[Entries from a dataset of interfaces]
○ ○ ○ ○ ○ ○ ○

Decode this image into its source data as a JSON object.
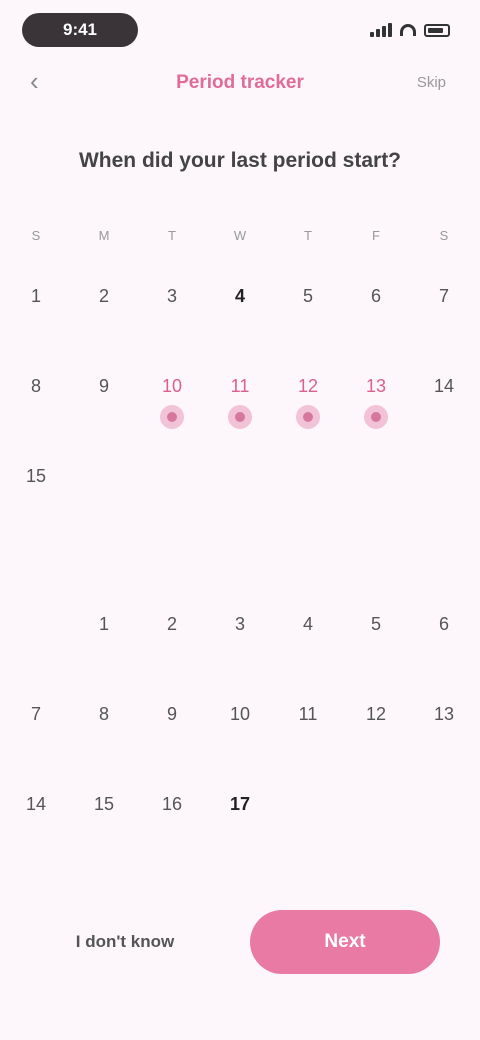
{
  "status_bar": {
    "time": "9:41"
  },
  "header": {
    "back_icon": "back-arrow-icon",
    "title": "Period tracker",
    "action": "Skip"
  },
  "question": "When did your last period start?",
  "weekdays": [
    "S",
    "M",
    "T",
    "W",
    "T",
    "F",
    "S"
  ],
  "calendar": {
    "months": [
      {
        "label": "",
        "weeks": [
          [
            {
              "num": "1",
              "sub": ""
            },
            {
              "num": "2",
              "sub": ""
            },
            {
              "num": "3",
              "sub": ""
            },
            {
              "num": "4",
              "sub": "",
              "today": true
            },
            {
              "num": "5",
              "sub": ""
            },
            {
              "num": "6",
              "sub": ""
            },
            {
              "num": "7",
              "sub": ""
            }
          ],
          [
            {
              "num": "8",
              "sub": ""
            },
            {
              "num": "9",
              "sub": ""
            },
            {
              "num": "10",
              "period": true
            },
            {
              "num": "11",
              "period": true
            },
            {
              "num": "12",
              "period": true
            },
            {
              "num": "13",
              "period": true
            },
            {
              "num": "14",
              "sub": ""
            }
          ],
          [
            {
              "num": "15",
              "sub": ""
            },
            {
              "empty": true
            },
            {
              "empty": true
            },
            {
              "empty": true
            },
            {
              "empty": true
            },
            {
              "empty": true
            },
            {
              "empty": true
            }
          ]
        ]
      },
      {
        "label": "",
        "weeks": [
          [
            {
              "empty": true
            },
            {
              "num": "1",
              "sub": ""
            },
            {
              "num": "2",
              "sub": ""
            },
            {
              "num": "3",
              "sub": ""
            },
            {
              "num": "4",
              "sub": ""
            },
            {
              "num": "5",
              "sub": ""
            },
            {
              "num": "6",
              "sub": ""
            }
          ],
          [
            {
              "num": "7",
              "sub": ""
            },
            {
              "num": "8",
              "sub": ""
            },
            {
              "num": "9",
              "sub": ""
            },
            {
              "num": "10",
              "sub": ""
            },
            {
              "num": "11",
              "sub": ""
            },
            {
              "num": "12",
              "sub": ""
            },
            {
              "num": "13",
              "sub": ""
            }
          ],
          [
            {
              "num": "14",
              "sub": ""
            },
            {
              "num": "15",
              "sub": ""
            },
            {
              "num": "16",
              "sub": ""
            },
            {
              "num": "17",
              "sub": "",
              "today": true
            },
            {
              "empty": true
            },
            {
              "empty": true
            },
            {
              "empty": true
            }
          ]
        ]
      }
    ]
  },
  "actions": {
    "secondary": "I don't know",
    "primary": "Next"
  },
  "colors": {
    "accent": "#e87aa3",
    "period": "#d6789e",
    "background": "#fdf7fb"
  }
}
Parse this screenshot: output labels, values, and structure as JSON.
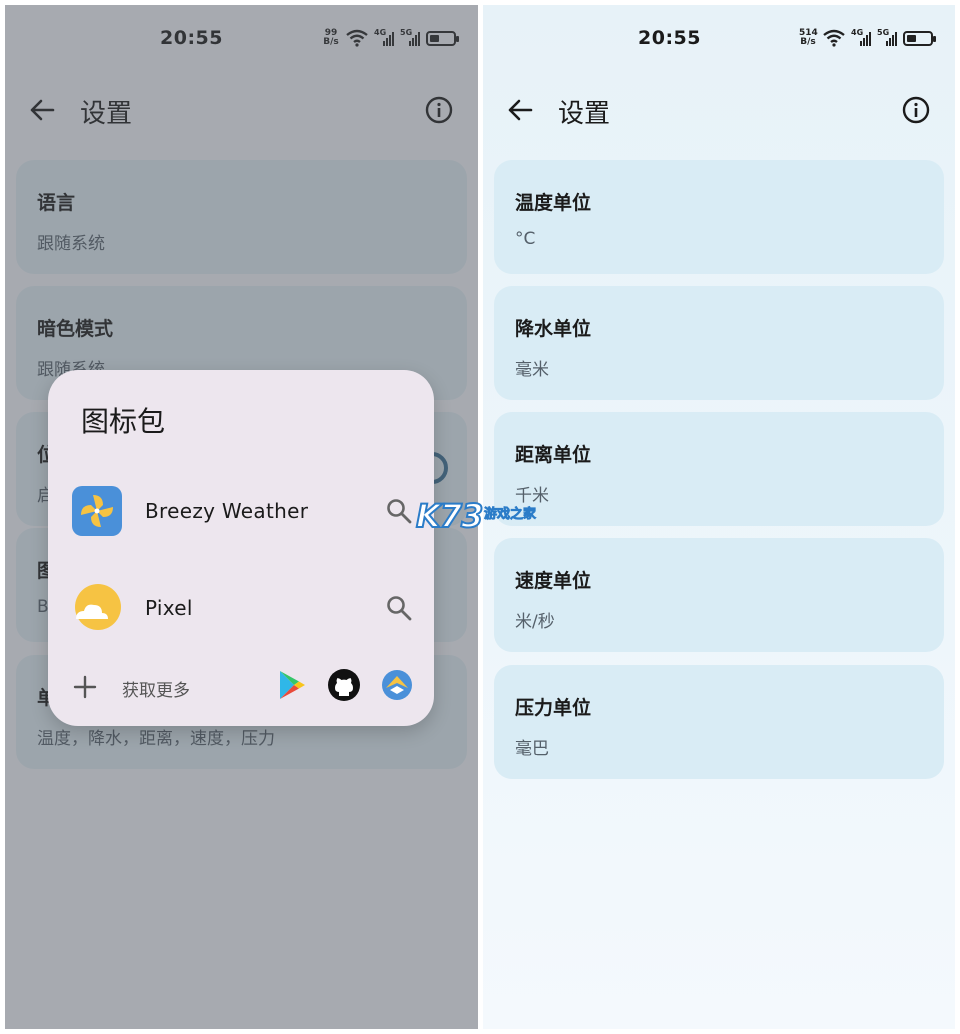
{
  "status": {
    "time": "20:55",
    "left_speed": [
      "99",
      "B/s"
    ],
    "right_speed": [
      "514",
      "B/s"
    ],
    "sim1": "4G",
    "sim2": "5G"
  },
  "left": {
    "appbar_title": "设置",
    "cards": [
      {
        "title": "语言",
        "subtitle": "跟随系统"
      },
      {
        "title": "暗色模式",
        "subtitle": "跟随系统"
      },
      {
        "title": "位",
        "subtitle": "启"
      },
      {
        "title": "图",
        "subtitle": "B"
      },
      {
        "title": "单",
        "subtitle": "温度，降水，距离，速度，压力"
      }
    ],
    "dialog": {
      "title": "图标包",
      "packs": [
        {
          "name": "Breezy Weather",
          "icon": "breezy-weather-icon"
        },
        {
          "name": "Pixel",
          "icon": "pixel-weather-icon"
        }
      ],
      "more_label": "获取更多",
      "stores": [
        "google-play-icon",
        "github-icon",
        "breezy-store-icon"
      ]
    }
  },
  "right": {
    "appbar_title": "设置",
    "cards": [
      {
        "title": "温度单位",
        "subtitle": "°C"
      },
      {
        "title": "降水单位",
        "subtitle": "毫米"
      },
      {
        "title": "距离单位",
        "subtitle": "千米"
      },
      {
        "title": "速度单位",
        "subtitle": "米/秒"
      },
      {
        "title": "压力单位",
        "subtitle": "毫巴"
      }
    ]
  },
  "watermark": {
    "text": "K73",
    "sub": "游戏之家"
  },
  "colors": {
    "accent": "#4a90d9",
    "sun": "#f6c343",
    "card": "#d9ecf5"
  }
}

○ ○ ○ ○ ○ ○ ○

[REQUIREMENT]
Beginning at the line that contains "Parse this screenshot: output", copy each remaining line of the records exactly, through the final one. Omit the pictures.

[RESPONSE AREA]
Parse this screenshot: output labels, values, and structure as JSON.
{
  "status": {
    "time": "20:55",
    "left_speed": [
      "99",
      "B/s"
    ],
    "right_speed": [
      "514",
      "B/s"
    ],
    "sim1": "4G",
    "sim2": "5G"
  },
  "left": {
    "appbar_title": "设置",
    "cards": [
      {
        "title": "语言",
        "subtitle": "跟随系统"
      },
      {
        "title": "暗色模式",
        "subtitle": "跟随系统"
      },
      {
        "title": "位",
        "subtitle": "启"
      },
      {
        "title": "图",
        "subtitle": "B"
      },
      {
        "title": "单",
        "subtitle": "温度，降水，距离，速度，压力"
      }
    ],
    "dialog": {
      "title": "图标包",
      "packs": [
        {
          "name": "Breezy Weather",
          "icon": "breezy-weather-icon"
        },
        {
          "name": "Pixel",
          "icon": "pixel-weather-icon"
        }
      ],
      "more_label": "获取更多",
      "stores": [
        "google-play-icon",
        "github-icon",
        "breezy-store-icon"
      ]
    }
  },
  "right": {
    "appbar_title": "设置",
    "cards": [
      {
        "title": "温度单位",
        "subtitle": "°C"
      },
      {
        "title": "降水单位",
        "subtitle": "毫米"
      },
      {
        "title": "距离单位",
        "subtitle": "千米"
      },
      {
        "title": "速度单位",
        "subtitle": "米/秒"
      },
      {
        "title": "压力单位",
        "subtitle": "毫巴"
      }
    ]
  },
  "watermark": {
    "text": "K73",
    "sub": "游戏之家"
  },
  "colors": {
    "accent": "#4a90d9",
    "sun": "#f6c343",
    "card": "#d9ecf5"
  }
}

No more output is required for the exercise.